The plan also calls for the construction of a 7,245 square-foot "commercial building" on the same lot.

Ald. Nicholas Sposato (38th) has supported the proposal almost from the outset, calling the current site — a long-vacant lot caged in barbed-wire fencing — an "eyesore" whose redevelopment is long past due.

But leaders of the Portage Park Neighborhood Association released a letter Sunday denouncing the plan, calling its entrance and exit configuration for cars "unacceptable." Pointing to a copy of the site development plan they'd obtained from Sumac, the group wrote that allowing drivers to make left turns onto either of two major thoroughfares would pose a serious safety risk.

The plan marks a 7,245 square-foot "commercial building" with a smaller "coffee shop with drive thru" next door. [Sumac]

"It's dangerous already when you have six lanes of traffic there, with two bus stops blocking visibility," Phillip Schwartz, the vice president of the association, said earlier this month. "Can you imagine what happens when someone wants to make a left turn and people are zipping around to the right, or if someone's trying to cross three turn lanes?"

At a November community meeting, Schwartz asked the developer if the plan could be tweaked to include so-called "pork chop entrances," which curve to ensure that cars can only enter by making right-hand turns, according to the letter. The group was "dismayed" to see that the change wasn't made, it continued.

Plus, while Sposato has assured neighbors that Sumac is designing the smaller building with Starbucks in mind, Schwartz noted that the café franchise hasn't made a public bid for the location, opening the possibility that another operator could swoop in.

The Seattle-based coffee chain has been known to guard plans for new locations, typically waiting until construction finishes before it announces any commitment to a new property.
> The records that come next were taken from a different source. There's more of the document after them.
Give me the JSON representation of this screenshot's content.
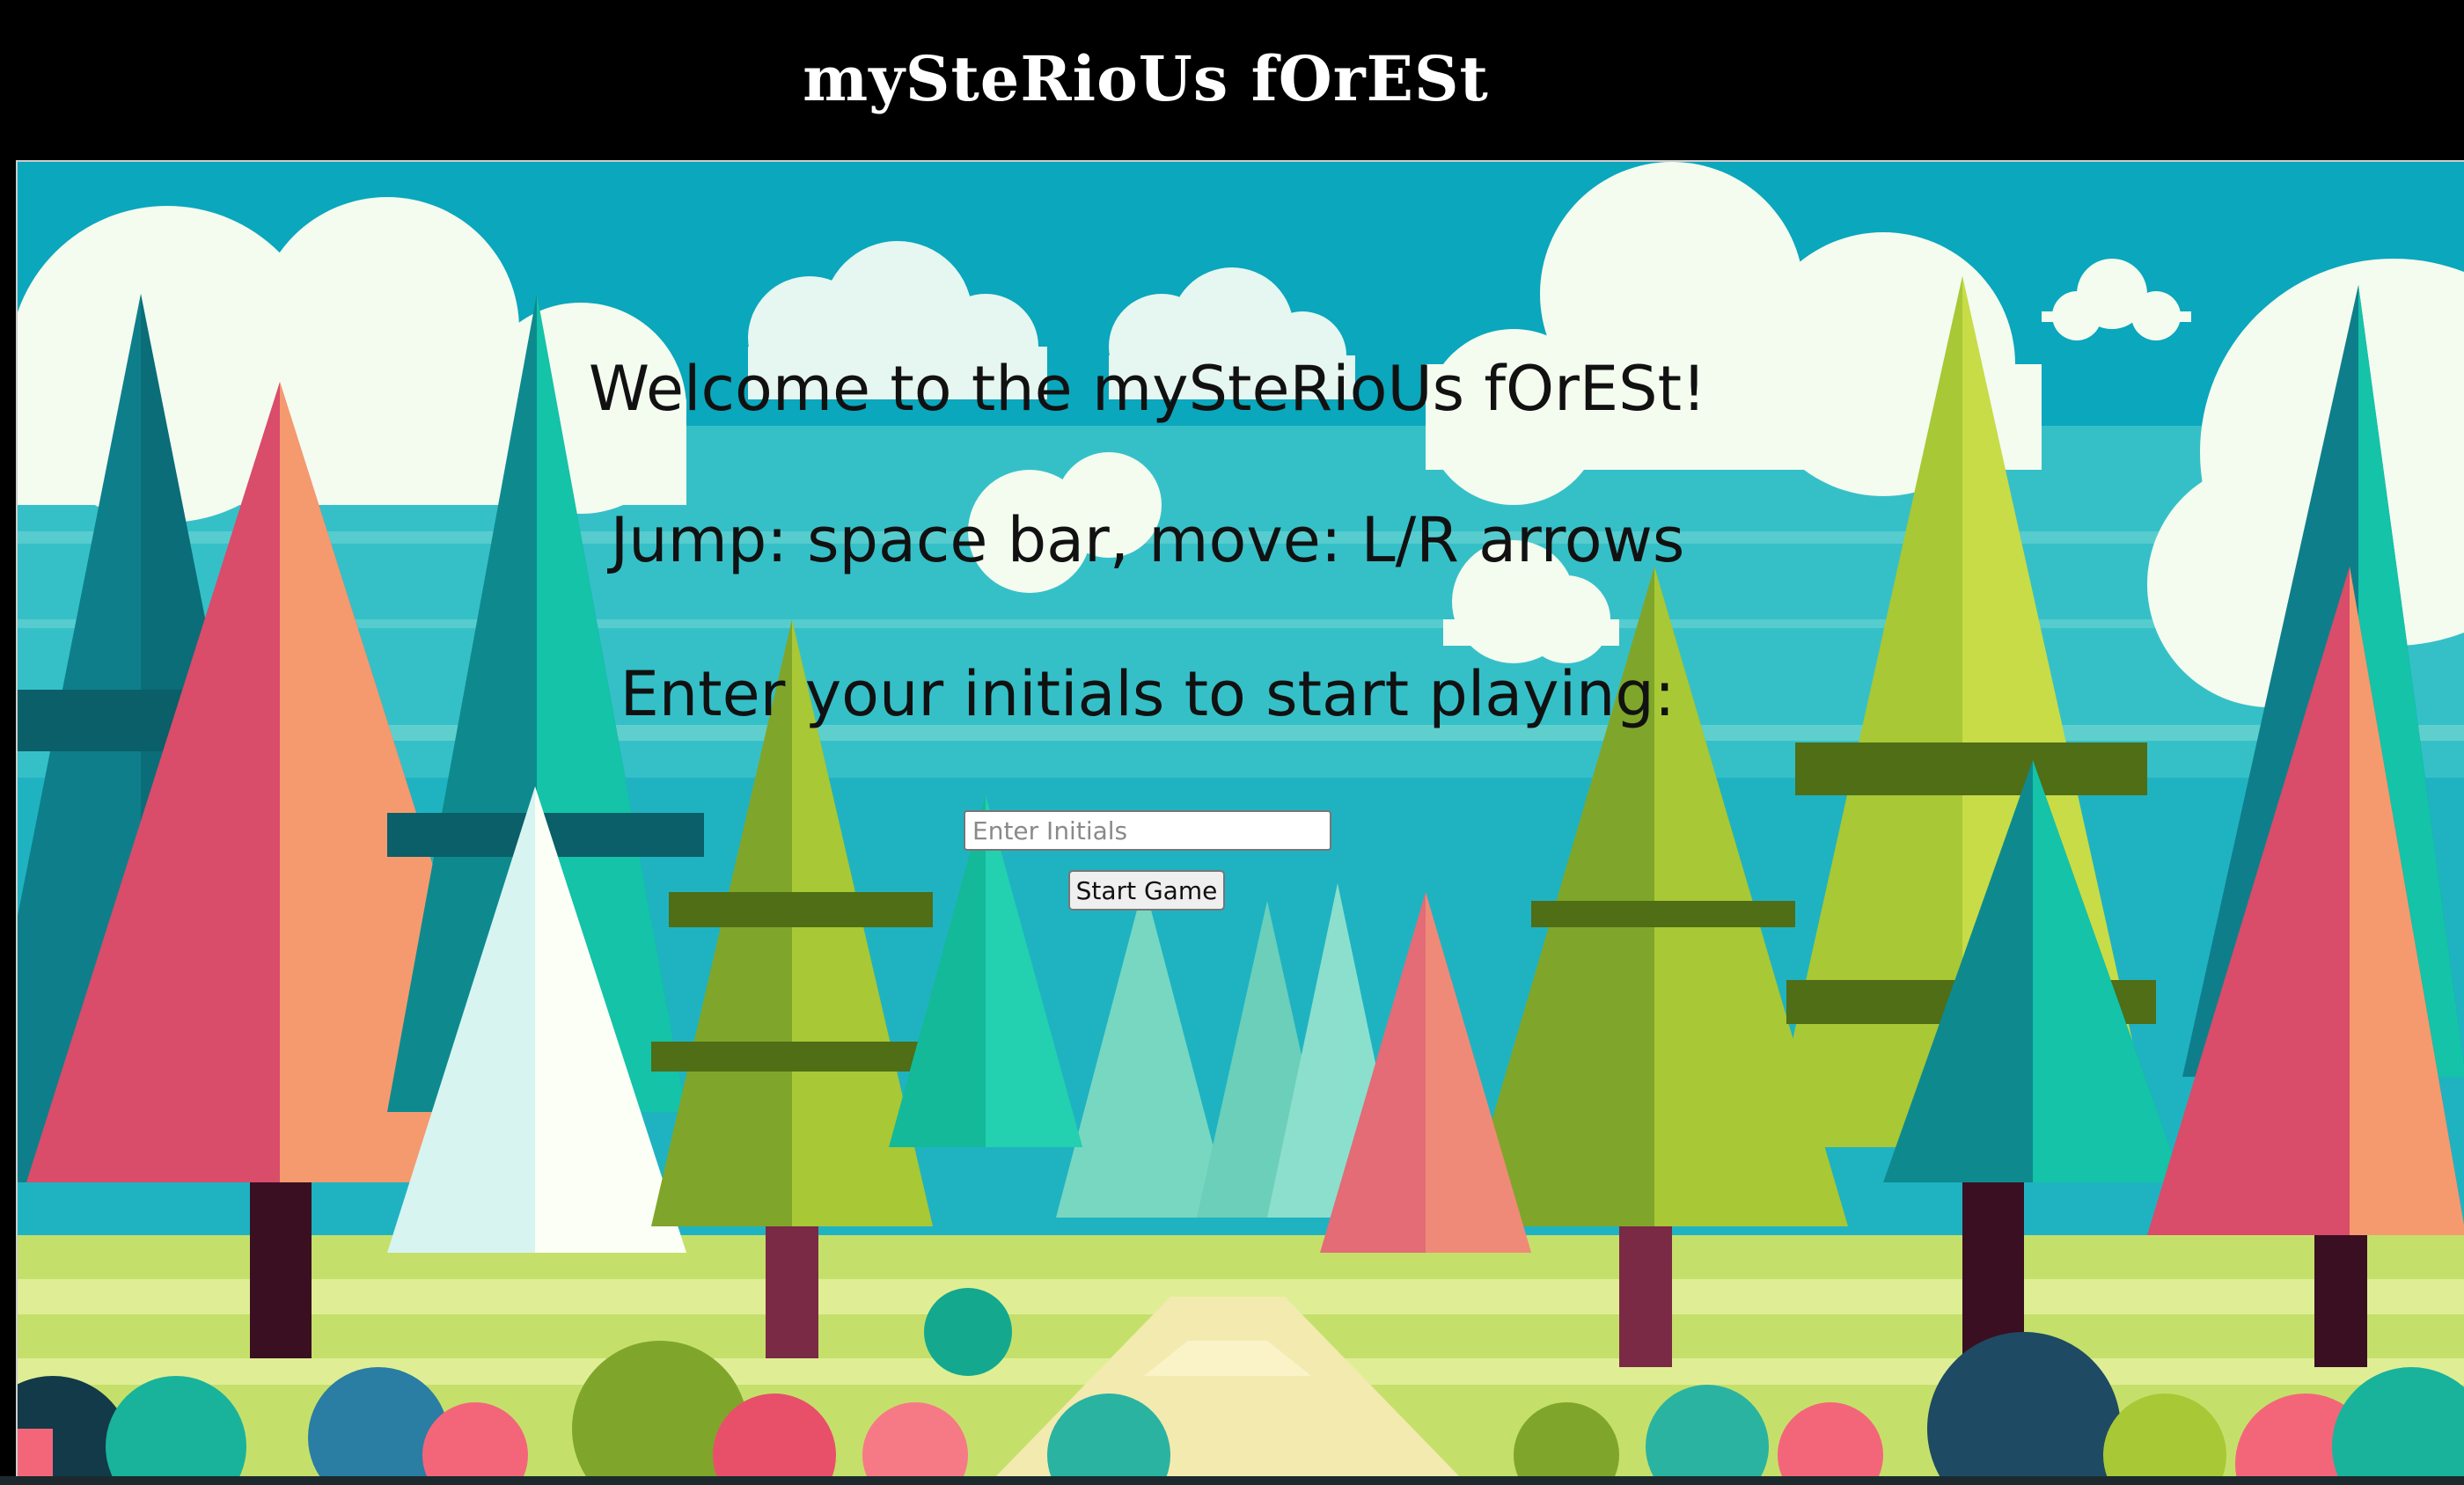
{
  "header": {
    "title": "mySteRioUs fOrESt"
  },
  "welcome": {
    "greeting": "Welcome to the mySteRioUs fOrESt!",
    "controls": "Jump: space bar, move: L/R arrows",
    "prompt": "Enter your initials to start playing:"
  },
  "form": {
    "initials_placeholder": "Enter Initials",
    "initials_value": "",
    "start_label": "Start Game"
  },
  "scene": {
    "sky_color": "#1fb3c2",
    "cloud_color": "#f4fbef",
    "grass_color": "#c5e06a",
    "path_color": "#f3eab0",
    "tree_colors": [
      "#0e7f8a",
      "#14c3a8",
      "#d94c6a",
      "#f59a6e",
      "#a8c835",
      "#7fa62a"
    ],
    "trunk_color": "#7a2a44"
  }
}
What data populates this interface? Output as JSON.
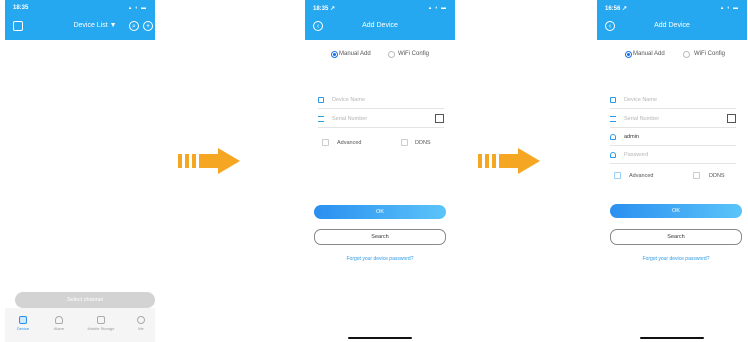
{
  "screens": [
    {
      "status_time": "18:35",
      "title": "Device List ▼",
      "select_channel": "Select channel",
      "tabs": [
        "Device",
        "Alarm",
        "Mobile Storage",
        "Me"
      ]
    },
    {
      "status_time": "18:35 ↗",
      "title": "Add Device",
      "radio_manual": "Manual Add",
      "radio_wifi": "WiFi Config",
      "device_name_placeholder": "Device Name",
      "serial_placeholder": "Serial Number",
      "advanced_label": "Advanced",
      "ddns_label": "DDNS",
      "ok_label": "OK",
      "search_label": "Search",
      "forgot_label": "Forgot your device password?"
    },
    {
      "status_time": "16:56 ↗",
      "title": "Add Device",
      "radio_manual": "Manual Add",
      "radio_wifi": "WiFi Config",
      "device_name_placeholder": "Device Name",
      "serial_placeholder": "Serial Number",
      "username_value": "admin",
      "password_placeholder": "Password",
      "advanced_label": "Advanced",
      "ddns_label": "DDNS",
      "ok_label": "OK",
      "search_label": "Search",
      "forgot_label": "Forgot your device password?"
    }
  ],
  "colors": {
    "accent": "#26a8f1",
    "arrow": "#f5a623",
    "link": "#2d9be9"
  },
  "icons": [
    "menu-icon",
    "search-icon",
    "plus-icon",
    "back-icon",
    "qr-scan-icon",
    "arrow-right-icon"
  ]
}
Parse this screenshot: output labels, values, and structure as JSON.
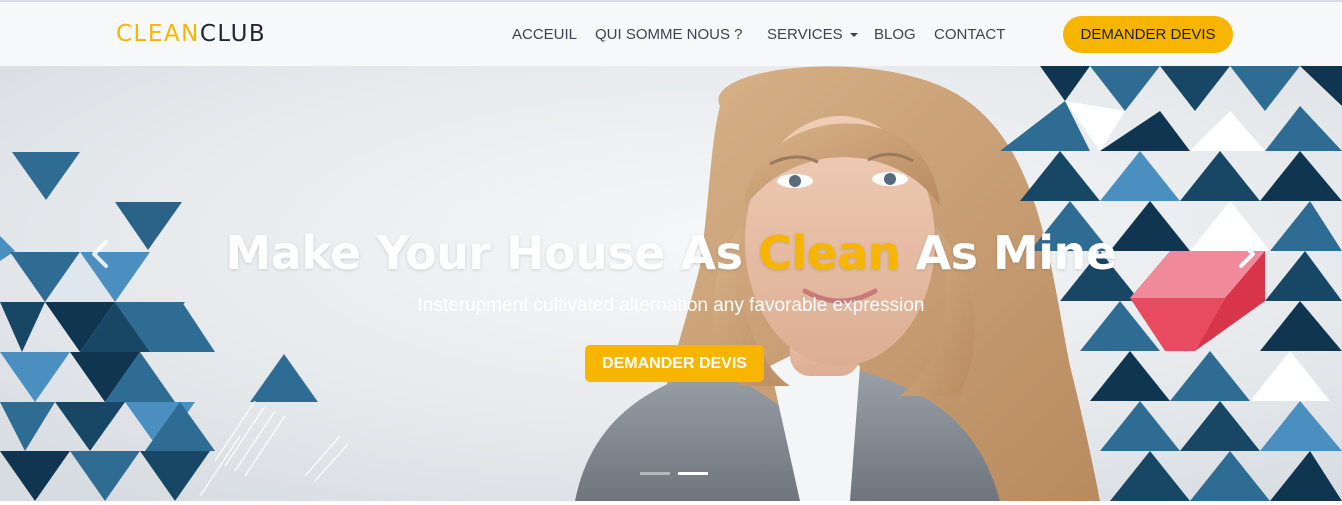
{
  "brand": {
    "part1": "CLEAN",
    "part2": "CLUB"
  },
  "nav": {
    "items": [
      {
        "label": "ACCEUIL"
      },
      {
        "label": "QUI SOMME NOUS ?"
      },
      {
        "label": "SERVICES",
        "has_dropdown": true
      },
      {
        "label": "BLOG"
      },
      {
        "label": "CONTACT"
      }
    ],
    "cta_label": "DEMANDER DEVIS"
  },
  "hero": {
    "title_before": "Make Your House As ",
    "title_highlight": "Clean",
    "title_after": " As Mine",
    "subtitle": "Insterupment cultivated alternation any favorable expression",
    "cta_label": "DEMANDER DEVIS",
    "slides_total": 2,
    "active_slide": 2
  },
  "colors": {
    "accent": "#f7b500",
    "navbar_bg": "#f7f8fa",
    "nav_text": "#3a4450",
    "triangle_dark": "#0f3550",
    "triangle_mid": "#2f6c94",
    "triangle_light": "#4a8fc0",
    "cube_red": "#e84a5f"
  },
  "icons": {
    "prev": "chevron-left-icon",
    "next": "chevron-right-icon",
    "dropdown": "caret-down-icon"
  }
}
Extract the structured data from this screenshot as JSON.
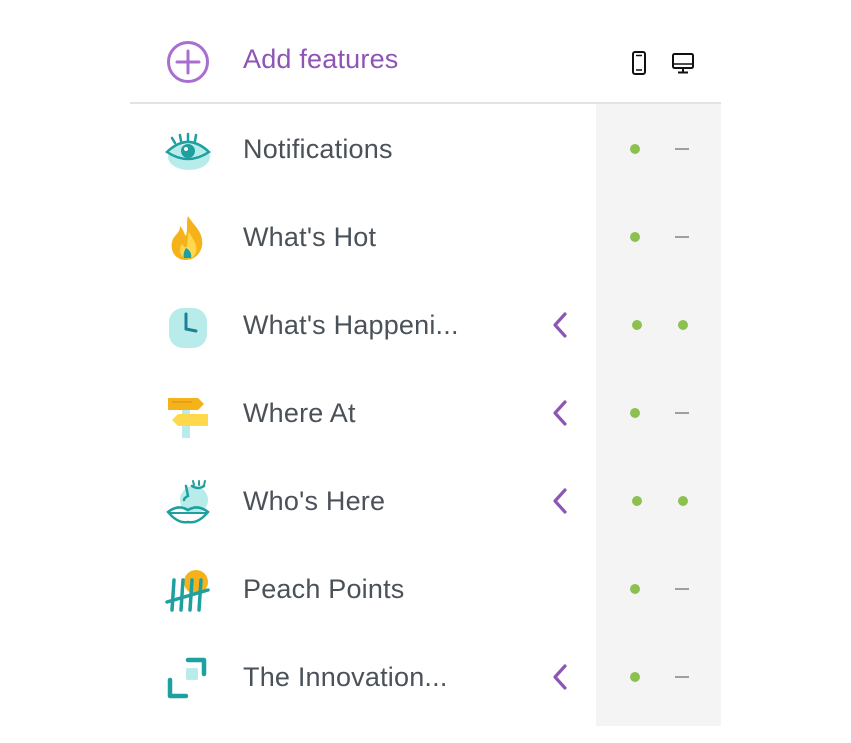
{
  "header": {
    "add_label": "Add features",
    "add_icon": "plus-circle-icon",
    "mobile_icon": "mobile-phone-icon",
    "desktop_icon": "desktop-monitor-icon"
  },
  "colors": {
    "accent": "#8e54b6",
    "text": "#4a5159",
    "enabled_dot": "#8cc152",
    "disabled_dash": "#9aa0a6",
    "column_bg": "#f4f4f4"
  },
  "features": [
    {
      "label": "Notifications",
      "icon": "eye-icon",
      "has_chevron": false,
      "mobile": "enabled",
      "desktop": "disabled"
    },
    {
      "label": "What's Hot",
      "icon": "fire-icon",
      "has_chevron": false,
      "mobile": "enabled",
      "desktop": "disabled"
    },
    {
      "label": "What's Happeni...",
      "icon": "clock-icon",
      "has_chevron": true,
      "mobile": "enabled",
      "desktop": "enabled"
    },
    {
      "label": "Where At",
      "icon": "signpost-icon",
      "has_chevron": true,
      "mobile": "enabled",
      "desktop": "disabled"
    },
    {
      "label": "Who's Here",
      "icon": "face-icon",
      "has_chevron": true,
      "mobile": "enabled",
      "desktop": "enabled"
    },
    {
      "label": "Peach Points",
      "icon": "tally-marks-icon",
      "has_chevron": false,
      "mobile": "enabled",
      "desktop": "disabled"
    },
    {
      "label": "The Innovation...",
      "icon": "expand-frame-icon",
      "has_chevron": true,
      "mobile": "enabled",
      "desktop": "disabled"
    }
  ]
}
"The question is that if you don't get the Starbucks that you're hailing as the savior of the neighborhood, what happens if it ends up being a half-KFC, half-Taco Bell?" Schwartz said. "Because once you put a drive-thru in there, they're going to find a business that wants it, if Starbucks doesn't."

But neighbors hoping to spur development can't afford to turn their noses up at a proposal for a new business, according to David Feller, president of the nascent West Portage Park Neighbors Association.

"There are always people in community meetings who say we need to be supporting local businesses and not big box stores, but at the end of the day you need both," Feller said. "If you think independent businesses are going to bolster the revitalization of a commercial corridor, you're hitting on a fool's errand."

As an example, Feller pointed to the burst of new businesses poised to open soon in the Six Corners Shopping District, including Binny's Beverage Depot, Culver's and a Starbucks of its own.

Founded last year with a goal of breathing new life into an area dotted with empty storefronts, Feller's group lent the Starbucks proposal an official endorsement in the form of a Wednesday Facebook post.

The association isn't alone in its support for the proposal. The plan also has the blessing of the Portage Park Chamber of Commerce, president George Borovik said.

But supporters have yet to win over Robert Quezada, the owner of Portage Grounds, 5501 W. Irving Park Road.

"I'm hopeful that maybe they can bring more foot traffic, or get some of the overflow from people who don't want to wait in line" for Starbucks, Quezada said. "But inevitably, I'm really scared that they're going to take our customers. We're still trying to pay back debt from when we opened, and I'm afraid we're going to have to shut down before we get there."

Quezada also echoed Schwartz's warnings about traffic safety, saying he's "very concerned" about pedestrians crossing over from the adjacent Portage Park.

But to Sposato, the fear of drivers making ill-advised left turns is no reason to change the project's design, he said.

"Every meeting, someone brings up this concern about cars making left turns, but at the end of the day, there's nothing we can do about it unless we keep a [police] squad car out there all day," Sposato said. "You can't stop people from driving like idiots."

Sumac has not responded to multiple requests for comment.